Action item: Work out how many lines in these entries include the string "text", and give only that figure.

Dataset entries:
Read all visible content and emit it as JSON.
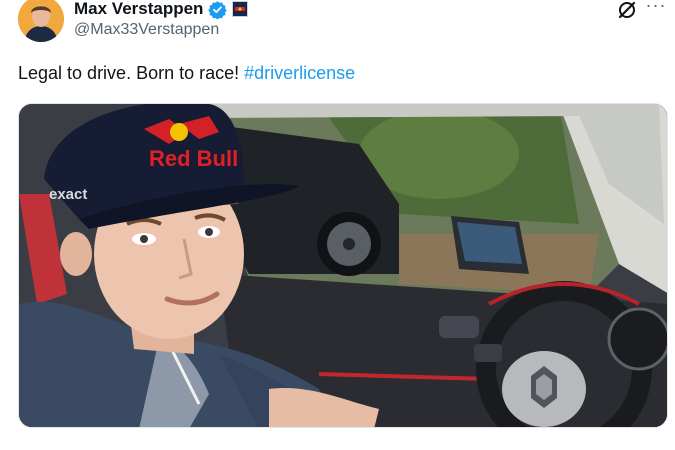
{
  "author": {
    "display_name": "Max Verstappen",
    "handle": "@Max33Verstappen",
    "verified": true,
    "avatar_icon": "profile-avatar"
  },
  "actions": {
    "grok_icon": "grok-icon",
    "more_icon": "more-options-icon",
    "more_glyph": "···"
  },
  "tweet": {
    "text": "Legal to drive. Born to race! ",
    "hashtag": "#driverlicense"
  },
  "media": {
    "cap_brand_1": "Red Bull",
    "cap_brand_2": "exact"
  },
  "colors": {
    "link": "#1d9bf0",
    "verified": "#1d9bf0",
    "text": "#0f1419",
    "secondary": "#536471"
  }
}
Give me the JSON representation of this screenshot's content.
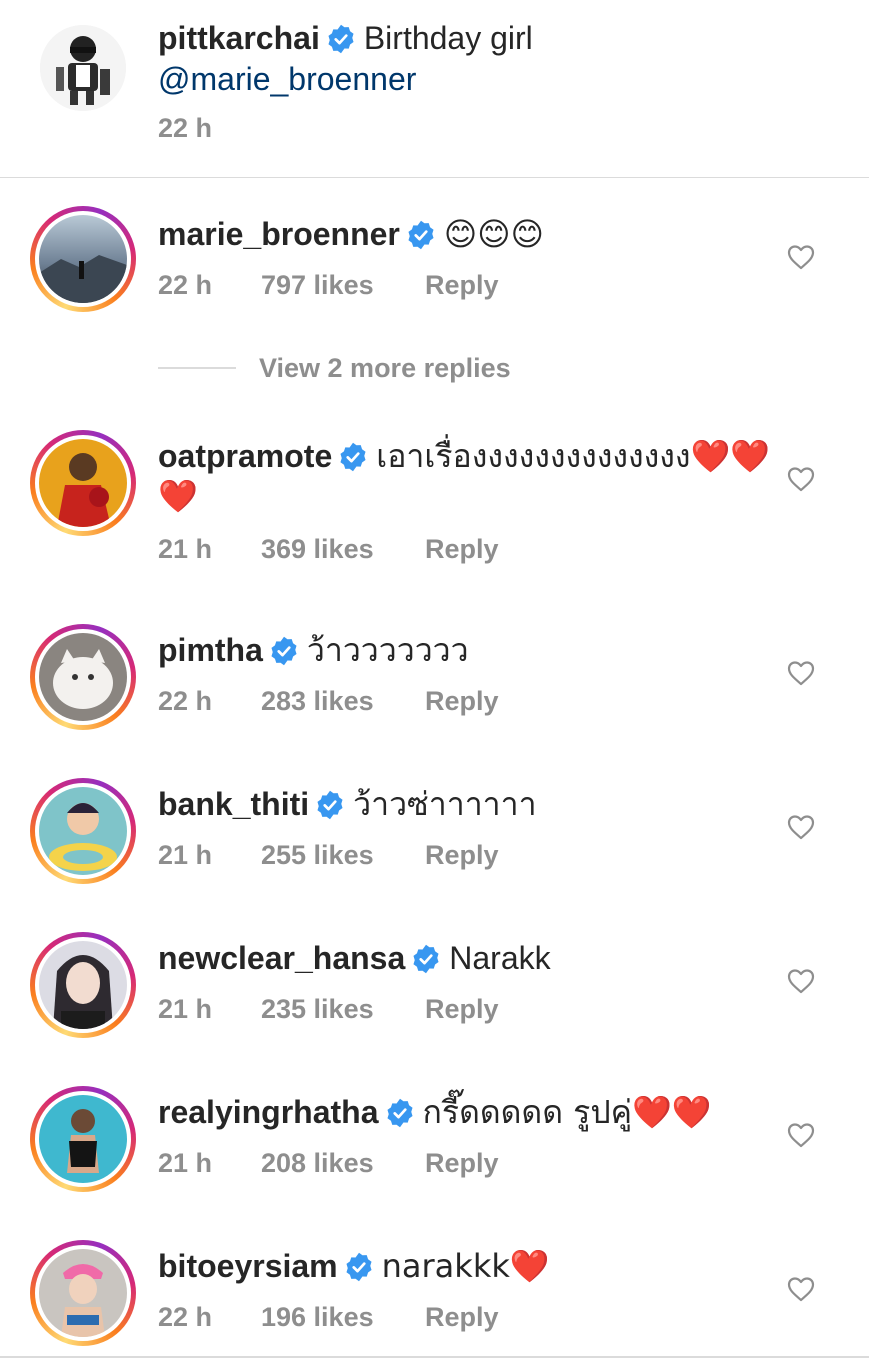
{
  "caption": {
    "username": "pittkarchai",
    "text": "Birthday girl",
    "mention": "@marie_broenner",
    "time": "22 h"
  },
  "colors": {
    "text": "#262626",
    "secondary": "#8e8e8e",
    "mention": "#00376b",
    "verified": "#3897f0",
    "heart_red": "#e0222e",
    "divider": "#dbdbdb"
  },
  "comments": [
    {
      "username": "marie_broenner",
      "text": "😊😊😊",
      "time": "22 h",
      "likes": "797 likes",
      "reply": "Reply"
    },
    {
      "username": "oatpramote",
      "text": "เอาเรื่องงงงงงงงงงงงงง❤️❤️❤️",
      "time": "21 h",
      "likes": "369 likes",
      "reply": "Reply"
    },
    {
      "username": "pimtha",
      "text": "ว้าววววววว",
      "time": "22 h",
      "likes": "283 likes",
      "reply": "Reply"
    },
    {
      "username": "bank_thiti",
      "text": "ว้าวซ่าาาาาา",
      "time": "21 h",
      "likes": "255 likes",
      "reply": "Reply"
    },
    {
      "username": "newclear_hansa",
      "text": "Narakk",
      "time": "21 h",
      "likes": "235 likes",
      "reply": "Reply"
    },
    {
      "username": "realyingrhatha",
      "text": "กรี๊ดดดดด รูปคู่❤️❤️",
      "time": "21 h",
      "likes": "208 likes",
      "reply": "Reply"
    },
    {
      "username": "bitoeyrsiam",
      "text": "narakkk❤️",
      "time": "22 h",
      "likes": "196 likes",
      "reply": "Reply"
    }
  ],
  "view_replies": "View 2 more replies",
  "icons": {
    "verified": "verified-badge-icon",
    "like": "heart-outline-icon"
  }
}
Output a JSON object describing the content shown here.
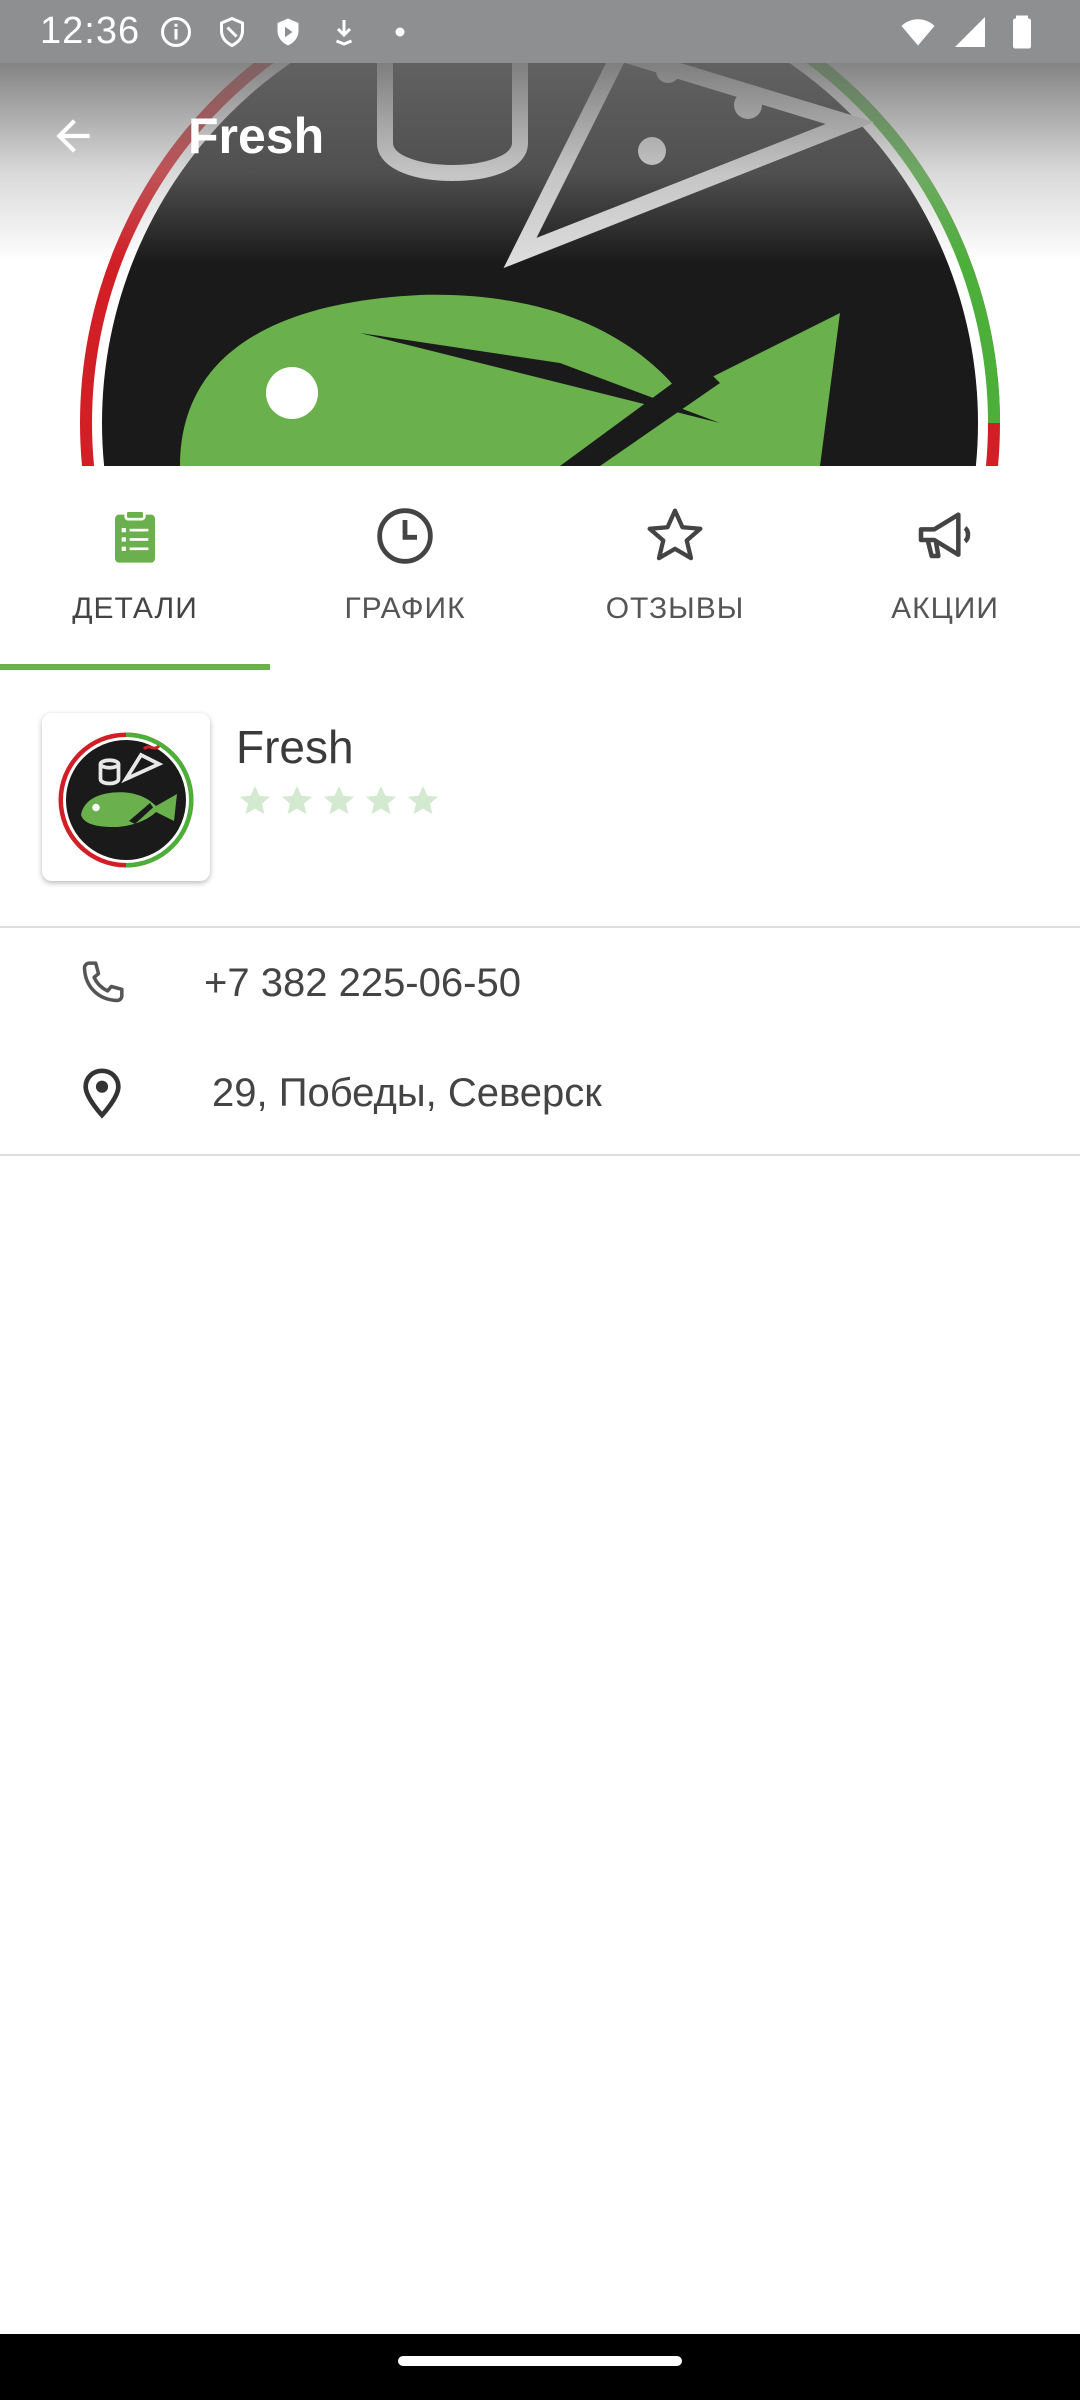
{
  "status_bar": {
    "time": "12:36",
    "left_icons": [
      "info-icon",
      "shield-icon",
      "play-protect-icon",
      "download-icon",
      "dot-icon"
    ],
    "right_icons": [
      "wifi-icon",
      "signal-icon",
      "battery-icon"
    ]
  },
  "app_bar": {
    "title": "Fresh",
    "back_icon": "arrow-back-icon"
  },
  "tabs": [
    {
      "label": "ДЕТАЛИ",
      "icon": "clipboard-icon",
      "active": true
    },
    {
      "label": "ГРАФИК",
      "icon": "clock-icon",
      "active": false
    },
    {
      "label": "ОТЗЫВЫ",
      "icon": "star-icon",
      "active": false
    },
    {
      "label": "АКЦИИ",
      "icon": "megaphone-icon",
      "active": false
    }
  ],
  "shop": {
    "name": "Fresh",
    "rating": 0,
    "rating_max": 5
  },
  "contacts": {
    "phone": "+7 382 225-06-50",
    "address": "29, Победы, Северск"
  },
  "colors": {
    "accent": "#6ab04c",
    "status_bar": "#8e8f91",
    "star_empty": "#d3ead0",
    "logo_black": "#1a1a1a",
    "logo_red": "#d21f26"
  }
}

Result of this exercise: 11